→ Given data:
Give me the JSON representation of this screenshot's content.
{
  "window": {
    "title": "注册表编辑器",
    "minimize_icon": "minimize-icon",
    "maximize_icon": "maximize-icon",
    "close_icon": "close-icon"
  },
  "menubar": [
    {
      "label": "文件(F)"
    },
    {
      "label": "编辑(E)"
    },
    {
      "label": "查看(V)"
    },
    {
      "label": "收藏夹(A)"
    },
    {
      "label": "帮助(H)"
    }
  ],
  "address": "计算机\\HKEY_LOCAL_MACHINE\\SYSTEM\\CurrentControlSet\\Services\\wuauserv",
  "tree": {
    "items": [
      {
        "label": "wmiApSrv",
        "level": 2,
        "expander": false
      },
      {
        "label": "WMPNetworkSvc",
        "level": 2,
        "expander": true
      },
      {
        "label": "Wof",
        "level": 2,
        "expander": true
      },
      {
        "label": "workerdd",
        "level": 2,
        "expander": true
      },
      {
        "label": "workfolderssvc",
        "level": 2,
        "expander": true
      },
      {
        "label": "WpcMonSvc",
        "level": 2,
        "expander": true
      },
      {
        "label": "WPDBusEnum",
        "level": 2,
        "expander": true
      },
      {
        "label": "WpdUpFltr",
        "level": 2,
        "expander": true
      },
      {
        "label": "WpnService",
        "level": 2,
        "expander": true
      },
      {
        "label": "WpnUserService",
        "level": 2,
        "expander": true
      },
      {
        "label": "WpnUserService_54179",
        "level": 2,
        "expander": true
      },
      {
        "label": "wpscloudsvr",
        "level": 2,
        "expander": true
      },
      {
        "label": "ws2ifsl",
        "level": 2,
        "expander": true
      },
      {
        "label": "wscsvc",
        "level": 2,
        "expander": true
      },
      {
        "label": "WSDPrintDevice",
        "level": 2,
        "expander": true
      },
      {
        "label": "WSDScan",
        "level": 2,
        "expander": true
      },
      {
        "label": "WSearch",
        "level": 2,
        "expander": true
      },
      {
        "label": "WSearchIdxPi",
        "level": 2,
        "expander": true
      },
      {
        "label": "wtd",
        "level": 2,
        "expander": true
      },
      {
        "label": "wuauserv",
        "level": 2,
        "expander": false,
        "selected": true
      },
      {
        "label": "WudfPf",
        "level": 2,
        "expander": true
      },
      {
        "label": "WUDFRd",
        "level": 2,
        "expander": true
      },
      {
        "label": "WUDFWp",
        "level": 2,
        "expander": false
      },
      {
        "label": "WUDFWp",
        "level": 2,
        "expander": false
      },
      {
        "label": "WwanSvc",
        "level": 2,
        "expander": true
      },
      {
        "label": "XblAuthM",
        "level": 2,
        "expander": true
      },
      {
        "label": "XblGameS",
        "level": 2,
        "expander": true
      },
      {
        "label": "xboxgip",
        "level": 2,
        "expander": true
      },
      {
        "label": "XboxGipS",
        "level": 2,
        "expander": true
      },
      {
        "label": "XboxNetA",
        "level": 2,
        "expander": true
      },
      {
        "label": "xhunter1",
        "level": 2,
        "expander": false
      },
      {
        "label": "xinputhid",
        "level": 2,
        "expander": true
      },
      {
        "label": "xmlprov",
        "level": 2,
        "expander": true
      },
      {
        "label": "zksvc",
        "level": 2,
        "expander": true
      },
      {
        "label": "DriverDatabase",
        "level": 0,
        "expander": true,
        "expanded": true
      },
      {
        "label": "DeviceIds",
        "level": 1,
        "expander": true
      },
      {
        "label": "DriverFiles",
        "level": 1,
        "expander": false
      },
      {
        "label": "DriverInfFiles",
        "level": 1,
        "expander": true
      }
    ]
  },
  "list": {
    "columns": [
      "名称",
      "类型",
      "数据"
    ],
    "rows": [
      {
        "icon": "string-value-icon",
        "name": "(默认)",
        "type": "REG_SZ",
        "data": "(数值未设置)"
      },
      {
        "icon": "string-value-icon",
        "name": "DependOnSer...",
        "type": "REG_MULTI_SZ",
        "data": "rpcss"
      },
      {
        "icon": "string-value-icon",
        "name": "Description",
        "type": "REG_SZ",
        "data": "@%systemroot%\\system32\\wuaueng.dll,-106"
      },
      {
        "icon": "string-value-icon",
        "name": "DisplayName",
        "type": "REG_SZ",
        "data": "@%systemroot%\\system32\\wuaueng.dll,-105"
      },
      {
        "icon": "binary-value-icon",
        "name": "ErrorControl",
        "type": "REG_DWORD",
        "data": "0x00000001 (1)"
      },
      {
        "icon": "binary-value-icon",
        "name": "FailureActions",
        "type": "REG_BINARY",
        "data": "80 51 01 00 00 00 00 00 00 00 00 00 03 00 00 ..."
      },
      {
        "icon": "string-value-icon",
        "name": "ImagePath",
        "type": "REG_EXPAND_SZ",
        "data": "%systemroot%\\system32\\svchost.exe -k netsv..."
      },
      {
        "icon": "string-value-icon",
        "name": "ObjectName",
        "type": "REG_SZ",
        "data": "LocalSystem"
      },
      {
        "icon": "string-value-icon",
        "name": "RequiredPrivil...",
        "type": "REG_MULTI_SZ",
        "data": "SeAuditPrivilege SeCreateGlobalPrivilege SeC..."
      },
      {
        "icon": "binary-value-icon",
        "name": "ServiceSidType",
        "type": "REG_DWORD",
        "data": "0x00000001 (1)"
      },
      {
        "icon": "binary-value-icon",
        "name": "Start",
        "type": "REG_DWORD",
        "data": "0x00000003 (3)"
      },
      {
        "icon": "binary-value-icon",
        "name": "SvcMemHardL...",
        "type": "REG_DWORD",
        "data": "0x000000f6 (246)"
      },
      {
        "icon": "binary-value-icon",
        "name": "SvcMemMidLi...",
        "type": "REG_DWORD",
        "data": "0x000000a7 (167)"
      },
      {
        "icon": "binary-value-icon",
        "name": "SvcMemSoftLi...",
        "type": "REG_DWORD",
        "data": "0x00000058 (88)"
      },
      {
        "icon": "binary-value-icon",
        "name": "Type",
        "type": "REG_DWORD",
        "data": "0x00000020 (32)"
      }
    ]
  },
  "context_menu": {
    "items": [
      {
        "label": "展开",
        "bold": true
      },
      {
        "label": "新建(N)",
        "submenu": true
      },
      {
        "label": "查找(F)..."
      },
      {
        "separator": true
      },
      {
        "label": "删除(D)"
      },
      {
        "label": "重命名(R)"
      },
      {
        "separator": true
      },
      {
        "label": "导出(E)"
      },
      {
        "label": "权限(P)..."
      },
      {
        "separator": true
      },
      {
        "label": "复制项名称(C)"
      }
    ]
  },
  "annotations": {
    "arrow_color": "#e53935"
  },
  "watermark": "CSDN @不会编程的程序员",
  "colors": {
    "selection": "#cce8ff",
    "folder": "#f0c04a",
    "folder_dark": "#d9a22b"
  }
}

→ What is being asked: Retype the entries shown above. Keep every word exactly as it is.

→ Response to the exercise:
Give me the JSON representation of this screenshot's content.
{
  "window": {
    "title": "注册表编辑器",
    "minimize_icon": "minimize-icon",
    "maximize_icon": "maximize-icon",
    "close_icon": "close-icon"
  },
  "menubar": [
    {
      "label": "文件(F)"
    },
    {
      "label": "编辑(E)"
    },
    {
      "label": "查看(V)"
    },
    {
      "label": "收藏夹(A)"
    },
    {
      "label": "帮助(H)"
    }
  ],
  "address": "计算机\\HKEY_LOCAL_MACHINE\\SYSTEM\\CurrentControlSet\\Services\\wuauserv",
  "tree": {
    "items": [
      {
        "label": "wmiApSrv",
        "level": 2,
        "expander": false
      },
      {
        "label": "WMPNetworkSvc",
        "level": 2,
        "expander": true
      },
      {
        "label": "Wof",
        "level": 2,
        "expander": true
      },
      {
        "label": "workerdd",
        "level": 2,
        "expander": true
      },
      {
        "label": "workfolderssvc",
        "level": 2,
        "expander": true
      },
      {
        "label": "WpcMonSvc",
        "level": 2,
        "expander": true
      },
      {
        "label": "WPDBusEnum",
        "level": 2,
        "expander": true
      },
      {
        "label": "WpdUpFltr",
        "level": 2,
        "expander": true
      },
      {
        "label": "WpnService",
        "level": 2,
        "expander": true
      },
      {
        "label": "WpnUserService",
        "level": 2,
        "expander": true
      },
      {
        "label": "WpnUserService_54179",
        "level": 2,
        "expander": true
      },
      {
        "label": "wpscloudsvr",
        "level": 2,
        "expander": true
      },
      {
        "label": "ws2ifsl",
        "level": 2,
        "expander": true
      },
      {
        "label": "wscsvc",
        "level": 2,
        "expander": true
      },
      {
        "label": "WSDPrintDevice",
        "level": 2,
        "expander": true
      },
      {
        "label": "WSDScan",
        "level": 2,
        "expander": true
      },
      {
        "label": "WSearch",
        "level": 2,
        "expander": true
      },
      {
        "label": "WSearchIdxPi",
        "level": 2,
        "expander": true
      },
      {
        "label": "wtd",
        "level": 2,
        "expander": true
      },
      {
        "label": "wuauserv",
        "level": 2,
        "expander": false,
        "selected": true
      },
      {
        "label": "WudfPf",
        "level": 2,
        "expander": true
      },
      {
        "label": "WUDFRd",
        "level": 2,
        "expander": true
      },
      {
        "label": "WUDFWp",
        "level": 2,
        "expander": false
      },
      {
        "label": "WUDFWp",
        "level": 2,
        "expander": false
      },
      {
        "label": "WwanSvc",
        "level": 2,
        "expander": true
      },
      {
        "label": "XblAuthM",
        "level": 2,
        "expander": true
      },
      {
        "label": "XblGameS",
        "level": 2,
        "expander": true
      },
      {
        "label": "xboxgip",
        "level": 2,
        "expander": true
      },
      {
        "label": "XboxGipS",
        "level": 2,
        "expander": true
      },
      {
        "label": "XboxNetA",
        "level": 2,
        "expander": true
      },
      {
        "label": "xhunter1",
        "level": 2,
        "expander": false
      },
      {
        "label": "xinputhid",
        "level": 2,
        "expander": true
      },
      {
        "label": "xmlprov",
        "level": 2,
        "expander": true
      },
      {
        "label": "zksvc",
        "level": 2,
        "expander": true
      },
      {
        "label": "DriverDatabase",
        "level": 0,
        "expander": true,
        "expanded": true
      },
      {
        "label": "DeviceIds",
        "level": 1,
        "expander": true
      },
      {
        "label": "DriverFiles",
        "level": 1,
        "expander": false
      },
      {
        "label": "DriverInfFiles",
        "level": 1,
        "expander": true
      }
    ]
  },
  "list": {
    "columns": [
      "名称",
      "类型",
      "数据"
    ],
    "rows": [
      {
        "icon": "string-value-icon",
        "name": "(默认)",
        "type": "REG_SZ",
        "data": "(数值未设置)"
      },
      {
        "icon": "string-value-icon",
        "name": "DependOnSer...",
        "type": "REG_MULTI_SZ",
        "data": "rpcss"
      },
      {
        "icon": "string-value-icon",
        "name": "Description",
        "type": "REG_SZ",
        "data": "@%systemroot%\\system32\\wuaueng.dll,-106"
      },
      {
        "icon": "string-value-icon",
        "name": "DisplayName",
        "type": "REG_SZ",
        "data": "@%systemroot%\\system32\\wuaueng.dll,-105"
      },
      {
        "icon": "binary-value-icon",
        "name": "ErrorControl",
        "type": "REG_DWORD",
        "data": "0x00000001 (1)"
      },
      {
        "icon": "binary-value-icon",
        "name": "FailureActions",
        "type": "REG_BINARY",
        "data": "80 51 01 00 00 00 00 00 00 00 00 00 03 00 00 ..."
      },
      {
        "icon": "string-value-icon",
        "name": "ImagePath",
        "type": "REG_EXPAND_SZ",
        "data": "%systemroot%\\system32\\svchost.exe -k netsv..."
      },
      {
        "icon": "string-value-icon",
        "name": "ObjectName",
        "type": "REG_SZ",
        "data": "LocalSystem"
      },
      {
        "icon": "string-value-icon",
        "name": "RequiredPrivil...",
        "type": "REG_MULTI_SZ",
        "data": "SeAuditPrivilege SeCreateGlobalPrivilege SeC..."
      },
      {
        "icon": "binary-value-icon",
        "name": "ServiceSidType",
        "type": "REG_DWORD",
        "data": "0x00000001 (1)"
      },
      {
        "icon": "binary-value-icon",
        "name": "Start",
        "type": "REG_DWORD",
        "data": "0x00000003 (3)"
      },
      {
        "icon": "binary-value-icon",
        "name": "SvcMemHardL...",
        "type": "REG_DWORD",
        "data": "0x000000f6 (246)"
      },
      {
        "icon": "binary-value-icon",
        "name": "SvcMemMidLi...",
        "type": "REG_DWORD",
        "data": "0x000000a7 (167)"
      },
      {
        "icon": "binary-value-icon",
        "name": "SvcMemSoftLi...",
        "type": "REG_DWORD",
        "data": "0x00000058 (88)"
      },
      {
        "icon": "binary-value-icon",
        "name": "Type",
        "type": "REG_DWORD",
        "data": "0x00000020 (32)"
      }
    ]
  },
  "context_menu": {
    "items": [
      {
        "label": "展开",
        "bold": true
      },
      {
        "label": "新建(N)",
        "submenu": true
      },
      {
        "label": "查找(F)..."
      },
      {
        "separator": true
      },
      {
        "label": "删除(D)"
      },
      {
        "label": "重命名(R)"
      },
      {
        "separator": true
      },
      {
        "label": "导出(E)"
      },
      {
        "label": "权限(P)..."
      },
      {
        "separator": true
      },
      {
        "label": "复制项名称(C)"
      }
    ]
  },
  "annotations": {
    "arrow_color": "#e53935"
  },
  "watermark": "CSDN @不会编程的程序员",
  "colors": {
    "selection": "#cce8ff",
    "folder": "#f0c04a",
    "folder_dark": "#d9a22b"
  }
}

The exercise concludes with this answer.